EXTRACTED MATERIAL: Begin

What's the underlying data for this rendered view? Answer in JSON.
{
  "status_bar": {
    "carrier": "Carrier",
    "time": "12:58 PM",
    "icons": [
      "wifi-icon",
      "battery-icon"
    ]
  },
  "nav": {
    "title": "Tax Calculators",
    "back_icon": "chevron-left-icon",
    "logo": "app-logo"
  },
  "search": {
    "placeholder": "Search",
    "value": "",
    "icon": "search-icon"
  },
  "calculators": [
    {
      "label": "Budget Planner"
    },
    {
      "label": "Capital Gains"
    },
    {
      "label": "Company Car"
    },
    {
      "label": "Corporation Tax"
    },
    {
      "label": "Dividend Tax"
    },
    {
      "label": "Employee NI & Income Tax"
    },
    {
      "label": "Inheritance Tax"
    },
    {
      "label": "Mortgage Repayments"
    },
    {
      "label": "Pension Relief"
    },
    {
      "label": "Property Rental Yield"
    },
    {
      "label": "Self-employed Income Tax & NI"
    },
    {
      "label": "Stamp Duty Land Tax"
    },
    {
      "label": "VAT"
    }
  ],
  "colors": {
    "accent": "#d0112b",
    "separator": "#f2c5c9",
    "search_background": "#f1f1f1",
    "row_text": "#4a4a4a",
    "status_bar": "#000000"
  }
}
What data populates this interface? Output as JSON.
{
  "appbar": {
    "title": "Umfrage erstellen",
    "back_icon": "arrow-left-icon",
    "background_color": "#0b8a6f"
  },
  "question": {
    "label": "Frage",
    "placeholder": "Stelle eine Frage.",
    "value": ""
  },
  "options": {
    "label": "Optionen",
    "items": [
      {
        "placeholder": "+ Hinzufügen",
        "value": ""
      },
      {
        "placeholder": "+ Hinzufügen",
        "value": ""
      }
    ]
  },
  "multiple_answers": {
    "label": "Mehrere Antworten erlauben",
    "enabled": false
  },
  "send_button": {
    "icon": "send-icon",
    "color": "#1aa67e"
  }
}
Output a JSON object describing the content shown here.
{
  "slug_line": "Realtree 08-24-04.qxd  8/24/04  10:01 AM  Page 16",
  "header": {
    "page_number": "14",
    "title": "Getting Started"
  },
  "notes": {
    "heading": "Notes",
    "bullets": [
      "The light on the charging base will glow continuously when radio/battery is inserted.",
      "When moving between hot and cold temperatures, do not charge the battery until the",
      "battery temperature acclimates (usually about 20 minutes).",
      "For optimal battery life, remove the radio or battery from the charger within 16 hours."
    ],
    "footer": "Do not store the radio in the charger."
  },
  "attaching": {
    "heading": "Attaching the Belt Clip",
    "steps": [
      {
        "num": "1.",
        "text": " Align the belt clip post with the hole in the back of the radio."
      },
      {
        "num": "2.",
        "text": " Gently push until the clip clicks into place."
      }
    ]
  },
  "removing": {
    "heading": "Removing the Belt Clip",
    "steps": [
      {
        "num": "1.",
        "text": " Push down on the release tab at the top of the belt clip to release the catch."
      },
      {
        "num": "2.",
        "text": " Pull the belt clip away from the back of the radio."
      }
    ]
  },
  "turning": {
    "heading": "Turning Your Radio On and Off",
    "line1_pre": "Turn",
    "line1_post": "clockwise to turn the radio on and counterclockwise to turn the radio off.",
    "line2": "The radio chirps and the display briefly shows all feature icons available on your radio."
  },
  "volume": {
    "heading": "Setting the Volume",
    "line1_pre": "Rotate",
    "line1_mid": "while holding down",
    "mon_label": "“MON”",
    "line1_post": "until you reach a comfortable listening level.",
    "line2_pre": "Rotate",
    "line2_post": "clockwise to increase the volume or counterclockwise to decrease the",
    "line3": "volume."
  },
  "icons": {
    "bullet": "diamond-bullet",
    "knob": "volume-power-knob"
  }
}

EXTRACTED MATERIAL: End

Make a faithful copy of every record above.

What's the underlying data for this rendered view? Answer in JSON.
{
  "status_bar": {
    "carrier": "Carrier",
    "time": "12:58 PM",
    "icons": [
      "wifi-icon",
      "battery-icon"
    ]
  },
  "nav": {
    "title": "Tax Calculators",
    "back_icon": "chevron-left-icon",
    "logo": "app-logo"
  },
  "search": {
    "placeholder": "Search",
    "value": "",
    "icon": "search-icon"
  },
  "calculators": [
    {
      "label": "Budget Planner"
    },
    {
      "label": "Capital Gains"
    },
    {
      "label": "Company Car"
    },
    {
      "label": "Corporation Tax"
    },
    {
      "label": "Dividend Tax"
    },
    {
      "label": "Employee NI & Income Tax"
    },
    {
      "label": "Inheritance Tax"
    },
    {
      "label": "Mortgage Repayments"
    },
    {
      "label": "Pension Relief"
    },
    {
      "label": "Property Rental Yield"
    },
    {
      "label": "Self-employed Income Tax & NI"
    },
    {
      "label": "Stamp Duty Land Tax"
    },
    {
      "label": "VAT"
    }
  ],
  "colors": {
    "accent": "#d0112b",
    "separator": "#f2c5c9",
    "search_background": "#f1f1f1",
    "row_text": "#4a4a4a",
    "status_bar": "#000000"
  }
}
What data populates this interface? Output as JSON.
{
  "appbar": {
    "title": "Umfrage erstellen",
    "back_icon": "arrow-left-icon",
    "background_color": "#0b8a6f"
  },
  "question": {
    "label": "Frage",
    "placeholder": "Stelle eine Frage.",
    "value": ""
  },
  "options": {
    "label": "Optionen",
    "items": [
      {
        "placeholder": "+ Hinzufügen",
        "value": ""
      },
      {
        "placeholder": "+ Hinzufügen",
        "value": ""
      }
    ]
  },
  "multiple_answers": {
    "label": "Mehrere Antworten erlauben",
    "enabled": false
  },
  "send_button": {
    "icon": "send-icon",
    "color": "#1aa67e"
  }
}
Output a JSON object describing the content shown here.
{
  "slug_line": "Realtree 08-24-04.qxd  8/24/04  10:01 AM  Page 16",
  "header": {
    "page_number": "14",
    "title": "Getting Started"
  },
  "notes": {
    "heading": "Notes",
    "bullets": [
      "The light on the charging base will glow continuously when radio/battery is inserted.",
      "When moving between hot and cold temperatures, do not charge the battery until the",
      "battery temperature acclimates (usually about 20 minutes).",
      "For optimal battery life, remove the radio or battery from the charger within 16 hours."
    ],
    "footer": "Do not store the radio in the charger."
  },
  "attaching": {
    "heading": "Attaching the Belt Clip",
    "steps": [
      {
        "num": "1.",
        "text": " Align the belt clip post with the hole in the back of the radio."
      },
      {
        "num": "2.",
        "text": " Gently push until the clip clicks into place."
      }
    ]
  },
  "removing": {
    "heading": "Removing the Belt Clip",
    "steps": [
      {
        "num": "1.",
        "text": " Push down on the release tab at the top of the belt clip to release the catch."
      },
      {
        "num": "2.",
        "text": " Pull the belt clip away from the back of the radio."
      }
    ]
  },
  "turning": {
    "heading": "Turning Your Radio On and Off",
    "line1_pre": "Turn",
    "line1_post": "clockwise to turn the radio on and counterclockwise to turn the radio off.",
    "line2": "The radio chirps and the display briefly shows all feature icons available on your radio."
  },
  "volume": {
    "heading": "Setting the Volume",
    "line1_pre": "Rotate",
    "line1_mid": "while holding down",
    "mon_label": "“MON”",
    "line1_post": "until you reach a comfortable listening level.",
    "line2_pre": "Rotate",
    "line2_post": "clockwise to increase the volume or counterclockwise to decrease the",
    "line3": "volume."
  },
  "icons": {
    "bullet": "diamond-bullet",
    "knob": "volume-power-knob"
  }
}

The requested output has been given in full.